Dataset rows describing interfaces
--------------------------------------------------

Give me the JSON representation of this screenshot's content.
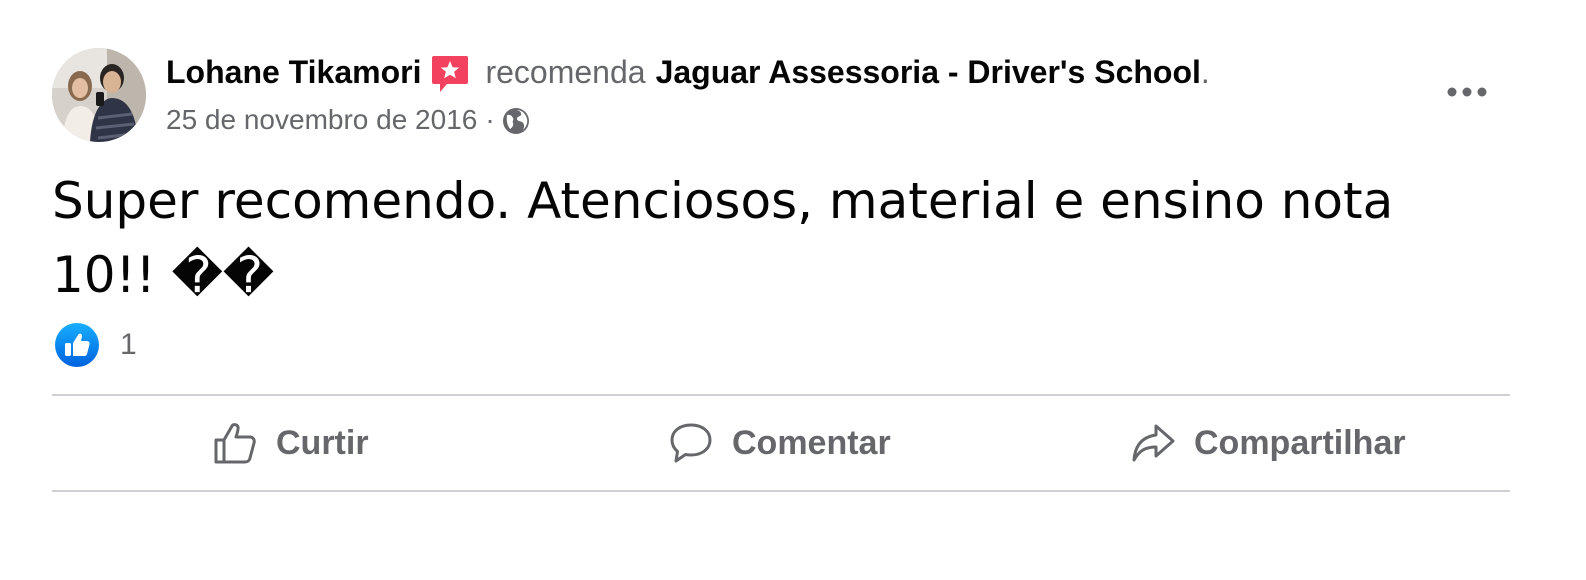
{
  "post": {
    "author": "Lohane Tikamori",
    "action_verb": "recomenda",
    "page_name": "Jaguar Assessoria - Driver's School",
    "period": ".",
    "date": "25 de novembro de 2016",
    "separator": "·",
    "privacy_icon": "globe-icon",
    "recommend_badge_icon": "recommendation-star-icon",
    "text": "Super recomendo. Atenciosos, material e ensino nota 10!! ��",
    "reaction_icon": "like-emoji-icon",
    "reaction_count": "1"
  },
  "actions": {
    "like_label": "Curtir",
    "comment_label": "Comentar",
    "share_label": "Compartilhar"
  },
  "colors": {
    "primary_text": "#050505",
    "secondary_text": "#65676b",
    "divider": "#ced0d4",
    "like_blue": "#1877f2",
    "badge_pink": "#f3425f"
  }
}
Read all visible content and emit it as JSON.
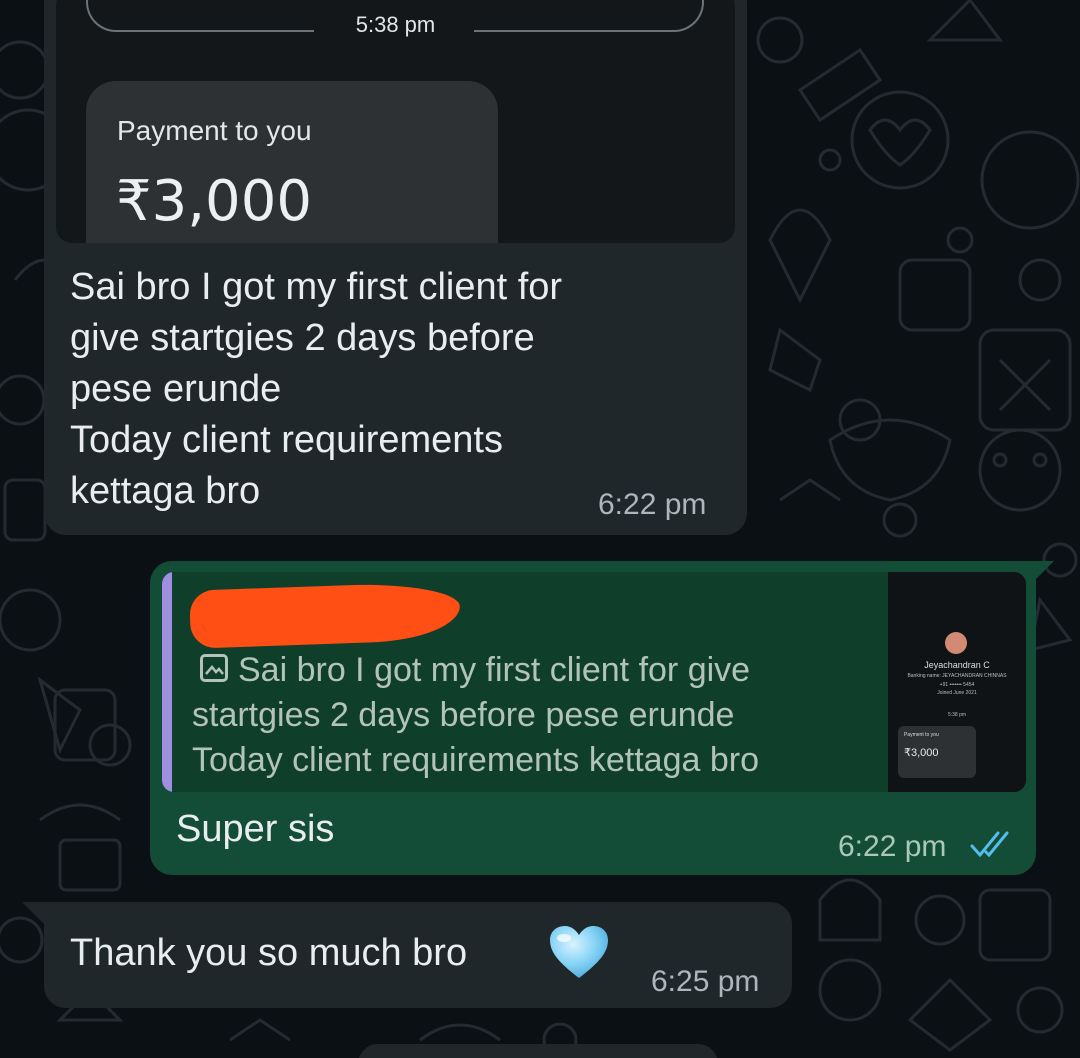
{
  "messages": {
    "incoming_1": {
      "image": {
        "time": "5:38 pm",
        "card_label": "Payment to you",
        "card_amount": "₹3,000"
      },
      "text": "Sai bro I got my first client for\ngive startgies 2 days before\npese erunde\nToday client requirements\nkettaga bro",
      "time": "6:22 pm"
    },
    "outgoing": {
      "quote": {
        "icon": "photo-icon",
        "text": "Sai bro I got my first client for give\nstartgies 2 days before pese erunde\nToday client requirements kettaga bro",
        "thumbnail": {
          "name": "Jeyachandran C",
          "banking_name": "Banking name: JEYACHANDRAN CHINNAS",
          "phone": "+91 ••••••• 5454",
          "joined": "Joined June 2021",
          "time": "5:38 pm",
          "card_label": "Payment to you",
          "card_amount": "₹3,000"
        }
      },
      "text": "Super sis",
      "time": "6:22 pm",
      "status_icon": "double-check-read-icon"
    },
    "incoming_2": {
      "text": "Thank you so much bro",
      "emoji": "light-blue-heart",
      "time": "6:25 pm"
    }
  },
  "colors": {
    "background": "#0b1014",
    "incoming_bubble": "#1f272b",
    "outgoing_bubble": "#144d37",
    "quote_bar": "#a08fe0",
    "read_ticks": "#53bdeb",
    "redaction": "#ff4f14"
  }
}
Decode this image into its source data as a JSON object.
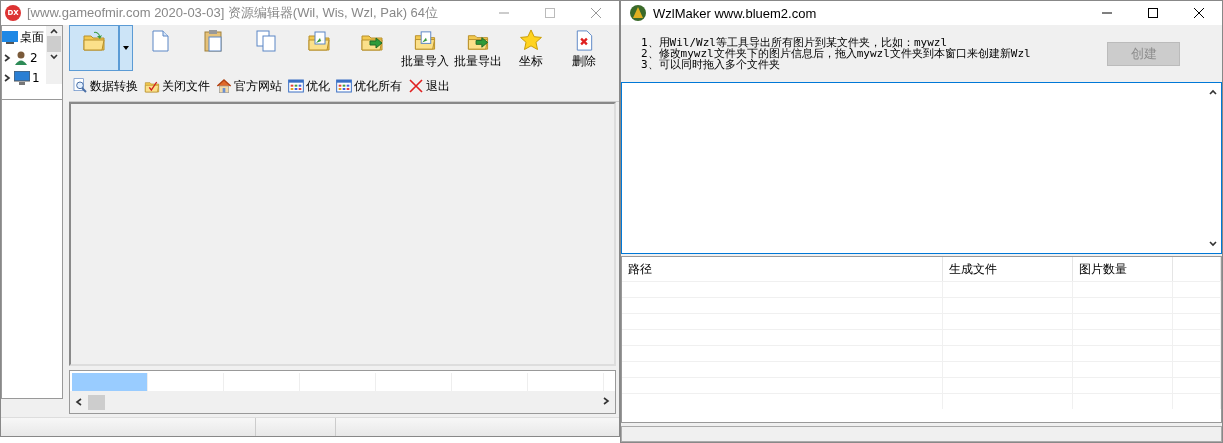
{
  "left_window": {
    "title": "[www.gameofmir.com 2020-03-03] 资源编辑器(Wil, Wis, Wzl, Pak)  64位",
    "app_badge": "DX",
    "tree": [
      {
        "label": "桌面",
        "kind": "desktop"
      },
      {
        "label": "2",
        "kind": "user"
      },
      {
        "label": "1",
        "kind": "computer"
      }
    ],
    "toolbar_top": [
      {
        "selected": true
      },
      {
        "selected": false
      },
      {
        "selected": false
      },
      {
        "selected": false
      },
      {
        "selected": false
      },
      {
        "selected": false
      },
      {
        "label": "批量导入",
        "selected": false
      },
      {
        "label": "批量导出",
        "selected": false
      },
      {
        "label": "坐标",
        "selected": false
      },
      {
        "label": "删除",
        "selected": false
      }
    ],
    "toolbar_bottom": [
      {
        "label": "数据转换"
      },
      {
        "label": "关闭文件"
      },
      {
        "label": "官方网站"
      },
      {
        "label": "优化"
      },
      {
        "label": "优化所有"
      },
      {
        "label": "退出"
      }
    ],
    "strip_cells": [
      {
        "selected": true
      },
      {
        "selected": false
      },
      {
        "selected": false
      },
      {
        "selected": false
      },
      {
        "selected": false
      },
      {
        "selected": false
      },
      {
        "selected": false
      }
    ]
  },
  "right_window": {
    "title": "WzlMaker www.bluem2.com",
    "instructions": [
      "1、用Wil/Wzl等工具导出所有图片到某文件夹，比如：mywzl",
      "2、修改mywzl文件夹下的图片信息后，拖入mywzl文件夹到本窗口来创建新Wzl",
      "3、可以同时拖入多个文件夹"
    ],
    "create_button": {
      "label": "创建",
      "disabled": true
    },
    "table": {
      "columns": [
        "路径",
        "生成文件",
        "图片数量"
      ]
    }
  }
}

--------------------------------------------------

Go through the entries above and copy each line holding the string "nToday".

      "text": "Sai bro I got my first client for\ngive startgies 2 days before\npese erunde\nToday client requirements\nkettaga bro",
        "text": "Sai bro I got my first client for give\nstartgies 2 days before pese erunde\nToday client requirements kettaga bro",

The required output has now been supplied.